## [Exercise brief]
Wherever a line in the records below contains "Shop", copy that line.

Page and application data records:
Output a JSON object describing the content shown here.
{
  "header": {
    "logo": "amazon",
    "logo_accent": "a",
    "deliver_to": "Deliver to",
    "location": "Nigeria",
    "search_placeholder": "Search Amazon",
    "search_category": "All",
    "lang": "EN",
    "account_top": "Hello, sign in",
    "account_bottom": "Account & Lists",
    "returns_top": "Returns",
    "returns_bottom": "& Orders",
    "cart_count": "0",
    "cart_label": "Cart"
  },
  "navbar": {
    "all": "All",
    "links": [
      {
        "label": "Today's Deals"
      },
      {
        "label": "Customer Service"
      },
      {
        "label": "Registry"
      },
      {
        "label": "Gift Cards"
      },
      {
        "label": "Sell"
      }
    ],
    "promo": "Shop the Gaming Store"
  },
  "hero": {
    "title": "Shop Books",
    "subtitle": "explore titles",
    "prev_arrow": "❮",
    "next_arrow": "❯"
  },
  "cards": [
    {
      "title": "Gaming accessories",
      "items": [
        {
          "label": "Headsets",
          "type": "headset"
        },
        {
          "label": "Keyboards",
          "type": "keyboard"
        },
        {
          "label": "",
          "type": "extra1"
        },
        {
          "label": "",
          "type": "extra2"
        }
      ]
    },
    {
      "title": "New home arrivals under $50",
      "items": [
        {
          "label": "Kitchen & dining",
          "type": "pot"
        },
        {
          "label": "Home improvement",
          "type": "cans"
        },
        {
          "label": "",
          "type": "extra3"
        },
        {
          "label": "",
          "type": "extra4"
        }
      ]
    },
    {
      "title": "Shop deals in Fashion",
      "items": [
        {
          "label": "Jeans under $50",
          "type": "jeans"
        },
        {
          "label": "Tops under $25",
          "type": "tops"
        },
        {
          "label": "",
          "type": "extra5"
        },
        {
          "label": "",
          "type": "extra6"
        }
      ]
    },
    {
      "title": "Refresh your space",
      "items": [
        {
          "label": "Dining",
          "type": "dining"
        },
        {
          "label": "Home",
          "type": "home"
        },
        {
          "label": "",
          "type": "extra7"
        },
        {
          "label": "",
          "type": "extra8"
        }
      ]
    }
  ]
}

## [Exercise solution]
    "promo": "Shop the Gaming Store"
    "title": "Shop Books",
      "title": "Shop deals in Fashion",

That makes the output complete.